■ Excerpts from an interface dataset
------------

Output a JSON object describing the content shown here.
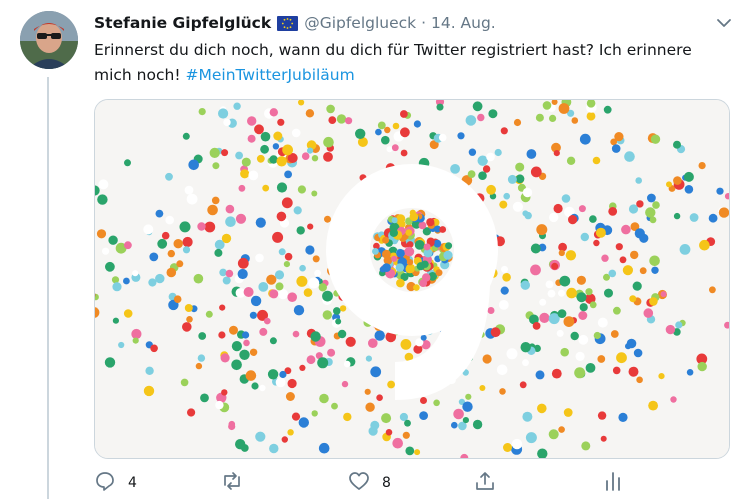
{
  "tweet": {
    "display_name": "Stefanie Gipfelglück",
    "handle": "@Gipfelglueck",
    "separator": "·",
    "date": "14. Aug.",
    "text": "Erinnerst du dich noch, wann du dich für Twitter registriert hast? Ich erinnere mich noch! ",
    "hashtag": "#MeinTwitterJubiläum",
    "media": {
      "figure_number": "9",
      "description_icon": "confetti-nine-image"
    },
    "actions": {
      "reply_count": "4",
      "retweet_count": "",
      "like_count": "8"
    }
  },
  "colors": {
    "name": "#14171a",
    "secondary": "#657786",
    "hashtag": "#1b95e0",
    "thread_line": "#ccd6dd",
    "confetti": [
      "#f5c518",
      "#e83a3a",
      "#2aa46b",
      "#2b7fd6",
      "#f08a24",
      "#ef6fa0",
      "#7ecfe0",
      "#9bd15a",
      "#ffffff"
    ]
  }
}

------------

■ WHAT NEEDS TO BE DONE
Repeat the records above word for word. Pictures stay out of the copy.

■ OUTPUT FOR THIS EXERCISE
Output a JSON object describing the content shown here.
{
  "tweet": {
    "display_name": "Stefanie Gipfelglück",
    "handle": "@Gipfelglueck",
    "separator": "·",
    "date": "14. Aug.",
    "text": "Erinnerst du dich noch, wann du dich für Twitter registriert hast? Ich erinnere mich noch! ",
    "hashtag": "#MeinTwitterJubiläum",
    "media": {
      "figure_number": "9",
      "description_icon": "confetti-nine-image"
    },
    "actions": {
      "reply_count": "4",
      "retweet_count": "",
      "like_count": "8"
    }
  },
  "colors": {
    "name": "#14171a",
    "secondary": "#657786",
    "hashtag": "#1b95e0",
    "thread_line": "#ccd6dd",
    "confetti": [
      "#f5c518",
      "#e83a3a",
      "#2aa46b",
      "#2b7fd6",
      "#f08a24",
      "#ef6fa0",
      "#7ecfe0",
      "#9bd15a",
      "#ffffff"
    ]
  }
}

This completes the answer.